Gilberto E. Urroz
A sophisticated mathematical model of three-dimensional hydraulics was used to develop complete calibrations for Cutthroat flumes, which are structures used in canals (or “open channels”) to measure flow rates. Although Cutthroat flumes have been used for many years, and much research has been done on their calibrations and application in the field, never before was there a complete set of calibration parameters for all 24 standard flume sizes. This research was validated by previously published laboratory results on prototype flumes at Utah State University and elsewhere, and it was successful in generating accurate calibration parameters for all 24 flume sizes, plus all intermediate sizes. Thus, the results can be applied in general, with no loss in flow measurement accuracy for even the best previous calibration findings. Furthermore, the calibration equations produced as a result of this research do not depend on the distinction between free- and submerged-flow regimes, which has been a source of confusion and error in many field applications of these (and other) flumes.
With these new calibration results, flow measurement in irrigation and other canals is more convenient, accurate, and straightforward than ever before. This is important because flow measurement is critical for evaluating water management, verifying compliance with legal and environmental concerns, and in implementing operational plans for irrigation systems and other open-channel water delivery and or removal systems.

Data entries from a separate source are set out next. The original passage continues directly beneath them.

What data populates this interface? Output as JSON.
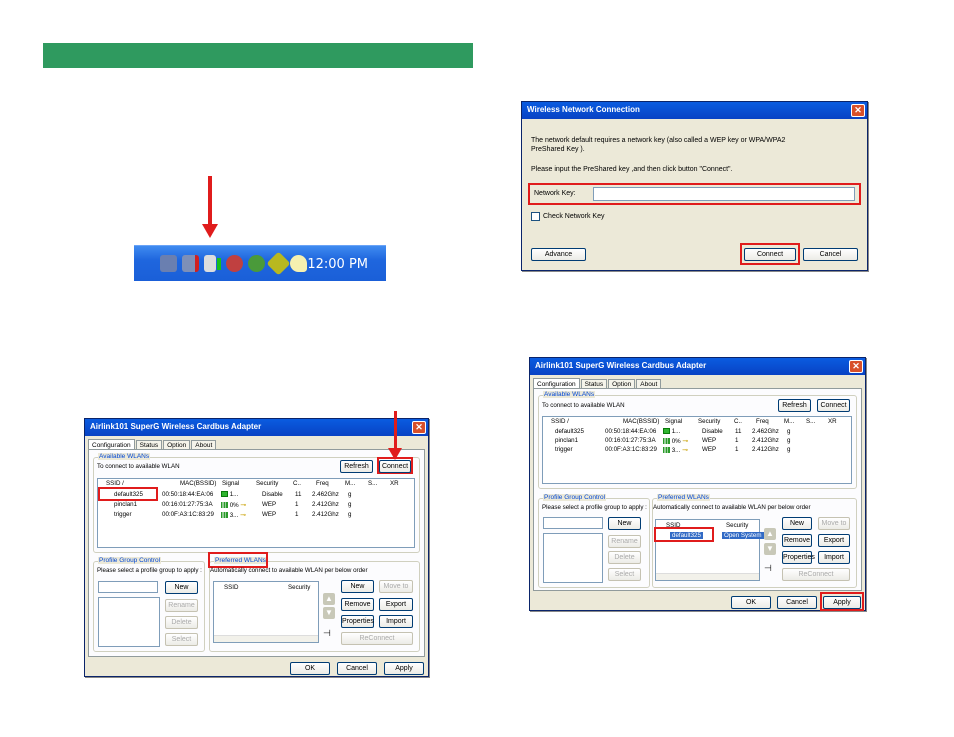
{
  "taskbar": {
    "clock": "12:00 PM"
  },
  "wnc": {
    "title": "Wireless Network Connection",
    "msg1": "The network default requires a network key (also called a WEP key or WPA/WPA2",
    "msg2": "PreShared Key ).",
    "msg3": "Please input the PreShared key ,and then click button \"Connect\".",
    "network_key_label": "Network Key:",
    "network_key_value": "",
    "check_label": "Check Network Key",
    "advance": "Advance",
    "connect": "Connect",
    "cancel": "Cancel"
  },
  "util_left": {
    "title": "Airlink101 SuperG Wireless Cardbus Adapter",
    "tabs": [
      "Configuration",
      "Status",
      "Option",
      "About"
    ],
    "available_label": "Available WLANs",
    "available_hint": "To connect to available WLAN",
    "refresh": "Refresh",
    "connect": "Connect",
    "columns": [
      "SSID  /",
      "MAC(BSSID)",
      "Signal",
      "Security",
      "C..",
      "Freq",
      "M...",
      "S...",
      "XR"
    ],
    "rows": [
      {
        "ssid": "default325",
        "mac": "00:50:18:44:EA:06",
        "signal": "1...",
        "security": "Disable",
        "ch": "11",
        "freq": "2.462Ghz",
        "mode": "g"
      },
      {
        "ssid": "pinclan1",
        "mac": "00:16:01:27:75:3A",
        "signal": "0%",
        "security": "WEP",
        "ch": "1",
        "freq": "2.412Ghz",
        "mode": "g"
      },
      {
        "ssid": "trigger",
        "mac": "00:0F:A3:1C:83:29",
        "signal": "3...",
        "security": "WEP",
        "ch": "1",
        "freq": "2.412Ghz",
        "mode": "g"
      }
    ],
    "profile_label": "Profile Group Control",
    "profile_hint": "Please select a profile group to apply :",
    "new": "New",
    "rename": "Rename",
    "delete": "Delete",
    "select": "Select",
    "preferred_label": "Preferred WLANs",
    "preferred_hint": "Automatically connect to available WLAN per below order",
    "pref_cols": [
      "SSID",
      "Security"
    ],
    "pref_new": "New",
    "move_to": "Move to",
    "remove": "Remove",
    "export": "Export",
    "properties": "Properties",
    "import": "Import",
    "reconnect": "ReConnect",
    "ok": "OK",
    "cancel": "Cancel",
    "apply": "Apply"
  },
  "util_right": {
    "title": "Airlink101 SuperG Wireless Cardbus Adapter",
    "tabs": [
      "Configuration",
      "Status",
      "Option",
      "About"
    ],
    "available_label": "Available WLANs",
    "available_hint": "To connect to available WLAN",
    "refresh": "Refresh",
    "connect": "Connect",
    "columns": [
      "SSID  /",
      "MAC(BSSID)",
      "Signal",
      "Security",
      "C..",
      "Freq",
      "M...",
      "S...",
      "XR"
    ],
    "rows": [
      {
        "ssid": "default325",
        "mac": "00:50:18:44:EA:06",
        "signal": "1...",
        "security": "Disable",
        "ch": "11",
        "freq": "2.462Ghz",
        "mode": "g"
      },
      {
        "ssid": "pinclan1",
        "mac": "00:16:01:27:75:3A",
        "signal": "0%",
        "security": "WEP",
        "ch": "1",
        "freq": "2.412Ghz",
        "mode": "g"
      },
      {
        "ssid": "trigger",
        "mac": "00:0F:A3:1C:83:29",
        "signal": "3...",
        "security": "WEP",
        "ch": "1",
        "freq": "2.412Ghz",
        "mode": "g"
      }
    ],
    "profile_label": "Profile Group Control",
    "profile_hint": "Please select a profile group to apply :",
    "new": "New",
    "rename": "Rename",
    "delete": "Delete",
    "select": "Select",
    "preferred_label": "Preferred WLANs",
    "preferred_hint": "Automatically connect to available WLAN per below order",
    "pref_cols": [
      "SSID",
      "Security"
    ],
    "pref_row": {
      "ssid": "default325",
      "security": "Open System"
    },
    "pref_new": "New",
    "move_to": "Move to",
    "remove": "Remove",
    "export": "Export",
    "properties": "Properties",
    "import": "Import",
    "reconnect": "ReConnect",
    "ok": "OK",
    "cancel": "Cancel",
    "apply": "Apply"
  }
}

Temeepattanapongsa, Sathaporn, "Unified Rating Equations for Cutthroat Flumes Derived from a Three-Dimensional Hydraulic Model" (2012). All Graduate Theses and Dissertations. 1308.
Copyright for this work is retained by the student. If you have any questions regarding the inclusion of this work in the Digital Commons, please email us at .
This work made publicly available electronically on July 29, 2012.